Organization. That’s the key to managing medications for yourself or a loved one.
To help, we’ve created a tool that will help: a medication schedule that you can download right now (PDF). Print out a few copies, grab a pencil and let’s get started.
Step One: Make a List of Current Medications
The first step is to gather every medication the patient is taking, whether a prescription; an OTC (Over The Counter; bought without a prescription); or herbal medications like dietary supplements, vitamins and green tea. Read the packaging or label. If you see any codes written on the prescription container, refer to the list of common codes at the bottom of the medication management schedule (PDF).
Using the medication label or prescription, let's start writing on the schedule. Each day of the week has its own row. Start on the current day and document for each medication:
- Medication name (e.g. ibuprofen)
- Dosage (e.g. 1 tablet)
- How Often? (e.g. Twice Daily or 8 a.m./8 p.m.)
- Date Started (e.g. 4/26/17)
- Refrigerate? (e.g. Yes)
- Dr. who prescribed this medication (e.g. Dr. Marchio)
- Notes (e.g. Take with meals)
Once you've completed the current day, move on to the following days and complete those rows. Much of the information will be the same, but this makes it easy to manage one day at a time.
Now, double check the information to ensure everything is correct. When the patient goes to the doctor, the list should go too and the doctor should see it.
Step Two: Create a Medication Dispensing System
Here's another tool that will help: a dispensing system. The most common is the pill organizer with multiple compartments for the days of the week, filled weekly, usually by the caregiver. These are inexpensive and can be purchased at any drug store. For some families, more complex dispensing systems that include beepers, electronic reminders and electronic pill organizers work better.
Once you choose your dispensing system, set it up and start using it.
Step Three: Keep Your Medication List Updated
Now that you're familiar with every medication, why and how it's taken, it's critical to keep your medication list updated. Delete meds that are no longer needed and add new ones.
Your job will be most challenging if a new diagnosis or condition arises, or if the patient comes home from the hospital with different meds, transitions to a nursing home, or changes or adds a physician. Again, organization and attention to detail are key.
For managing complex or frequently changing medication schedules, you may want to consider something beyond our printout. Some options include a whiteboard hung on a wall, or applications for your mobile phone, tablet or computer.
As always, if you have questions about managing medications, consult the patient’s physician or healthcare provider.
Here’s an example highlighting the importance of medication management:
The family was alarmed. Their elderly mother was declining and they didn't understand why.

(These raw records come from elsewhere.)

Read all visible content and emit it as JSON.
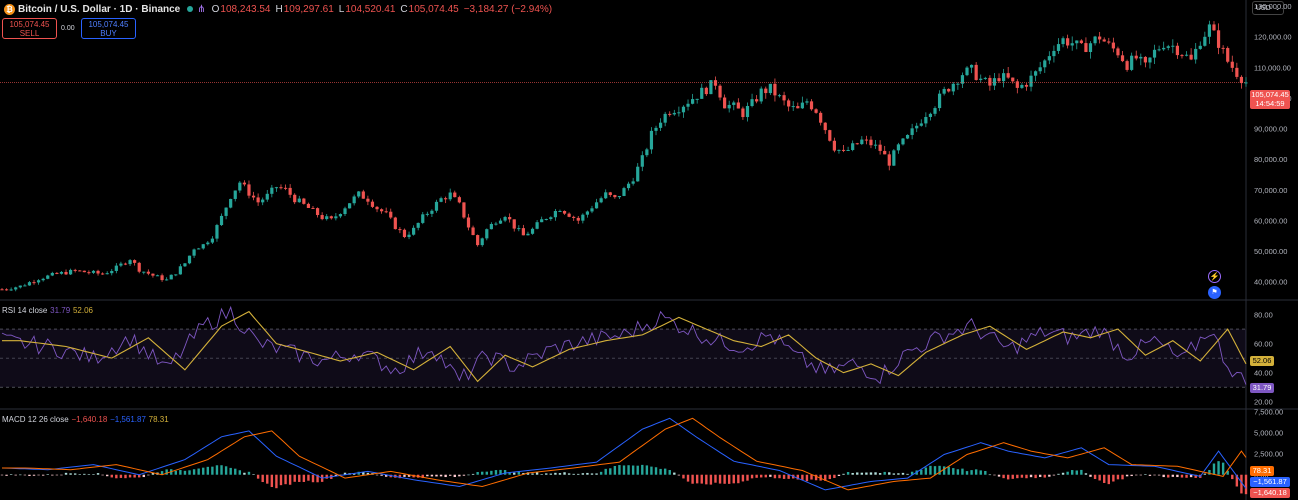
{
  "header": {
    "symbol_title": "Bitcoin / U.S. Dollar · 1D · Binance",
    "ohlc": [
      {
        "k": "O",
        "v": "108,243.54"
      },
      {
        "k": "H",
        "v": "109,297.61"
      },
      {
        "k": "L",
        "v": "104,520.41"
      },
      {
        "k": "C",
        "v": "105,074.45"
      }
    ],
    "change": "−3,184.27 (−2.94%)",
    "sell_price": "105,074.45",
    "sell_label": "SELL",
    "spread": "0.00",
    "buy_price": "105,074.45",
    "buy_label": "BUY",
    "currency": "USD"
  },
  "colors": {
    "up": "#26a69a",
    "down": "#ef5350",
    "rsi": "#7e57c2",
    "rsi_ma": "#d4b13a",
    "macd": "#2962ff",
    "signal": "#ff6d00"
  },
  "icons": {
    "btc": "bitcoin-icon",
    "share": "share-icon"
  },
  "price_axis": {
    "ticks": [
      "130,000.00",
      "120,000.00",
      "110,000.00",
      "100,000.00",
      "90,000.00",
      "80,000.00",
      "70,000.00",
      "60,000.00",
      "50,000.00",
      "40,000.00"
    ],
    "last_price_label": "105,074.45",
    "countdown": "14:54:59"
  },
  "rsi_pane": {
    "label": "RSI 14 close",
    "rsi_value": "31.79",
    "ma_value": "52.06",
    "ticks": [
      "80.00",
      "60.00",
      "40.00",
      "20.00"
    ]
  },
  "macd_pane": {
    "label": "MACD 12 26 close",
    "macd_value": "−1,640.18",
    "signal_value": "−1,561.87",
    "hist_value": "78.31",
    "ticks": [
      "7,500.00",
      "5,000.00",
      "2,500.00",
      "0.00"
    ]
  },
  "chart_data": {
    "type": "candlestick",
    "title": "Bitcoin / U.S. Dollar · 1D · Binance",
    "ylim": [
      34000,
      132000
    ],
    "last_price": 105074.45,
    "close_path": [
      [
        0,
        37500
      ],
      [
        4,
        38500
      ],
      [
        8,
        41000
      ],
      [
        12,
        42500
      ],
      [
        16,
        43500
      ],
      [
        19,
        43000
      ],
      [
        22,
        42500
      ],
      [
        25,
        44500
      ],
      [
        28,
        47500
      ],
      [
        30,
        44000
      ],
      [
        33,
        42000
      ],
      [
        36,
        40500
      ],
      [
        38,
        43000
      ],
      [
        40,
        46000
      ],
      [
        42,
        51000
      ],
      [
        44,
        52000
      ],
      [
        46,
        55000
      ],
      [
        48,
        61000
      ],
      [
        50,
        68000
      ],
      [
        52,
        72500
      ],
      [
        54,
        69000
      ],
      [
        56,
        66000
      ],
      [
        58,
        68000
      ],
      [
        60,
        71000
      ],
      [
        62,
        70000
      ],
      [
        64,
        67000
      ],
      [
        66,
        65000
      ],
      [
        68,
        63000
      ],
      [
        70,
        61000
      ],
      [
        72,
        60000
      ],
      [
        74,
        63000
      ],
      [
        76,
        66000
      ],
      [
        78,
        68500
      ],
      [
        80,
        67000
      ],
      [
        82,
        64000
      ],
      [
        84,
        62000
      ],
      [
        86,
        58000
      ],
      [
        88,
        55000
      ],
      [
        90,
        57000
      ],
      [
        92,
        61000
      ],
      [
        94,
        64000
      ],
      [
        96,
        67000
      ],
      [
        98,
        68500
      ],
      [
        100,
        65000
      ],
      [
        102,
        58000
      ],
      [
        104,
        52000
      ],
      [
        106,
        57000
      ],
      [
        108,
        60000
      ],
      [
        110,
        62000
      ],
      [
        112,
        58000
      ],
      [
        114,
        55000
      ],
      [
        116,
        57000
      ],
      [
        118,
        60000
      ],
      [
        120,
        62000
      ],
      [
        122,
        64000
      ],
      [
        124,
        62000
      ],
      [
        126,
        60000
      ],
      [
        128,
        63000
      ],
      [
        130,
        66000
      ],
      [
        132,
        68500
      ],
      [
        134,
        67000
      ],
      [
        136,
        70000
      ],
      [
        138,
        74000
      ],
      [
        140,
        80000
      ],
      [
        142,
        88000
      ],
      [
        144,
        93000
      ],
      [
        146,
        96000
      ],
      [
        148,
        97000
      ],
      [
        150,
        99000
      ],
      [
        152,
        101000
      ],
      [
        154,
        103000
      ],
      [
        156,
        105000
      ],
      [
        158,
        98000
      ],
      [
        160,
        97000
      ],
      [
        162,
        95000
      ],
      [
        164,
        98000
      ],
      [
        166,
        102000
      ],
      [
        168,
        103000
      ],
      [
        170,
        100000
      ],
      [
        172,
        97000
      ],
      [
        174,
        96000
      ],
      [
        176,
        99000
      ],
      [
        178,
        96000
      ],
      [
        180,
        90000
      ],
      [
        182,
        84000
      ],
      [
        184,
        82000
      ],
      [
        186,
        84000
      ],
      [
        188,
        86000
      ],
      [
        190,
        85000
      ],
      [
        192,
        83000
      ],
      [
        194,
        79000
      ],
      [
        196,
        84000
      ],
      [
        198,
        87000
      ],
      [
        200,
        91000
      ],
      [
        202,
        95000
      ],
      [
        204,
        98000
      ],
      [
        206,
        102000
      ],
      [
        208,
        105000
      ],
      [
        210,
        108000
      ],
      [
        212,
        109000
      ],
      [
        214,
        106000
      ],
      [
        216,
        104000
      ],
      [
        218,
        107000
      ],
      [
        220,
        106000
      ],
      [
        222,
        103000
      ],
      [
        224,
        105000
      ],
      [
        226,
        108000
      ],
      [
        228,
        112000
      ],
      [
        230,
        117000
      ],
      [
        232,
        119000
      ],
      [
        234,
        118000
      ],
      [
        236,
        116000
      ],
      [
        238,
        118000
      ],
      [
        240,
        120000
      ],
      [
        242,
        117000
      ],
      [
        244,
        115000
      ],
      [
        246,
        111000
      ],
      [
        248,
        113000
      ],
      [
        250,
        110000
      ],
      [
        252,
        115000
      ],
      [
        254,
        118000
      ],
      [
        256,
        117000
      ],
      [
        258,
        115000
      ],
      [
        260,
        112000
      ],
      [
        262,
        119000
      ],
      [
        264,
        123000
      ],
      [
        266,
        118000
      ],
      [
        268,
        112000
      ],
      [
        270,
        108243
      ],
      [
        272,
        105074
      ]
    ],
    "rsi_path": [
      [
        0,
        62
      ],
      [
        10,
        58
      ],
      [
        20,
        50
      ],
      [
        28,
        64
      ],
      [
        36,
        42
      ],
      [
        44,
        72
      ],
      [
        50,
        82
      ],
      [
        56,
        60
      ],
      [
        62,
        55
      ],
      [
        70,
        48
      ],
      [
        78,
        54
      ],
      [
        86,
        42
      ],
      [
        94,
        58
      ],
      [
        100,
        34
      ],
      [
        106,
        52
      ],
      [
        112,
        44
      ],
      [
        120,
        56
      ],
      [
        128,
        62
      ],
      [
        136,
        66
      ],
      [
        144,
        78
      ],
      [
        150,
        70
      ],
      [
        156,
        62
      ],
      [
        162,
        58
      ],
      [
        168,
        66
      ],
      [
        174,
        50
      ],
      [
        180,
        40
      ],
      [
        186,
        46
      ],
      [
        192,
        38
      ],
      [
        198,
        54
      ],
      [
        206,
        66
      ],
      [
        212,
        72
      ],
      [
        220,
        56
      ],
      [
        228,
        68
      ],
      [
        234,
        64
      ],
      [
        240,
        70
      ],
      [
        246,
        52
      ],
      [
        252,
        62
      ],
      [
        258,
        48
      ],
      [
        264,
        70
      ],
      [
        268,
        46
      ],
      [
        272,
        31.79
      ]
    ],
    "macd_path": [
      [
        0,
        800
      ],
      [
        10,
        600
      ],
      [
        20,
        1200
      ],
      [
        30,
        0
      ],
      [
        40,
        1800
      ],
      [
        48,
        4500
      ],
      [
        54,
        5200
      ],
      [
        60,
        2200
      ],
      [
        70,
        -400
      ],
      [
        80,
        400
      ],
      [
        90,
        -600
      ],
      [
        100,
        -1400
      ],
      [
        110,
        200
      ],
      [
        120,
        800
      ],
      [
        130,
        1500
      ],
      [
        140,
        5400
      ],
      [
        146,
        6700
      ],
      [
        152,
        4400
      ],
      [
        160,
        1600
      ],
      [
        170,
        500
      ],
      [
        180,
        -1800
      ],
      [
        190,
        -800
      ],
      [
        198,
        -400
      ],
      [
        206,
        2400
      ],
      [
        214,
        3800
      ],
      [
        220,
        2800
      ],
      [
        228,
        2000
      ],
      [
        236,
        3200
      ],
      [
        242,
        1200
      ],
      [
        252,
        1000
      ],
      [
        262,
        -200
      ],
      [
        266,
        2800
      ],
      [
        272,
        -1640.18
      ]
    ],
    "xlabel": "",
    "ylabel": ""
  }
}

They found a new physician for her, a geriatrician, who evaluated the dozen or so medications their mother took-prescription, over the counter and herbal-and decided to wean her off all of them. Then the doctor slowly prescribed the meds that were needed, and was able to differentiate between side effects and new medical issues. The mother was stronger, less confused and once again able to live on her own. The family initiated and maintained a medication management system that was very simple-but critical to keeping their mother as healthy as she could be.
Medications save lives, but they also can have a deleterious effect-which can lead to more medications. That's why effective medication management is so important. It requires organization and attention to detail, a small price to pay for good caregiving.